◆ Task item
Read the records and gather each line that includes "title".
(Record extracts)
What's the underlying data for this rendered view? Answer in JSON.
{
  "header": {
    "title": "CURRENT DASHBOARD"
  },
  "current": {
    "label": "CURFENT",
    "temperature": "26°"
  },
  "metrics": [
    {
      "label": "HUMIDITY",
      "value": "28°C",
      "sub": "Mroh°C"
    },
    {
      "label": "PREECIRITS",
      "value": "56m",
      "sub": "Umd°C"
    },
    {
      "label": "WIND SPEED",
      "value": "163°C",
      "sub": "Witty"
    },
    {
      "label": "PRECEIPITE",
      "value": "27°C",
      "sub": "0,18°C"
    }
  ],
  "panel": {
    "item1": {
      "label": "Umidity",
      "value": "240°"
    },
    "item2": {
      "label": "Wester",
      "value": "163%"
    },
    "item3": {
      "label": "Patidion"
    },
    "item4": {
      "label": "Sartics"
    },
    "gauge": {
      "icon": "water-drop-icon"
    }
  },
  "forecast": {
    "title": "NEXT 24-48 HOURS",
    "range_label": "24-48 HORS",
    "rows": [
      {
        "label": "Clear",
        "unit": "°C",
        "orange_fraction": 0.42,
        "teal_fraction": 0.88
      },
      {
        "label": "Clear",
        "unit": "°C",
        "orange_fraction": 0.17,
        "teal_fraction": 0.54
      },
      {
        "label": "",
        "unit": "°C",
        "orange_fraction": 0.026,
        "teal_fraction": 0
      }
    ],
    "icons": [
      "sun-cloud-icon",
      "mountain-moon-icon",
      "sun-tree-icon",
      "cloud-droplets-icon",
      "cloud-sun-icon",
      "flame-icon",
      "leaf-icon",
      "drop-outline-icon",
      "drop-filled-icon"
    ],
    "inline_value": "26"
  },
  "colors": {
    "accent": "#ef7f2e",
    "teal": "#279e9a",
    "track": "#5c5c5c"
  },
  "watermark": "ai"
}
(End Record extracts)
◆ Result
    "title": "CURRENT DASHBOARD"
    "title": "NEXT 24-48 HOURS",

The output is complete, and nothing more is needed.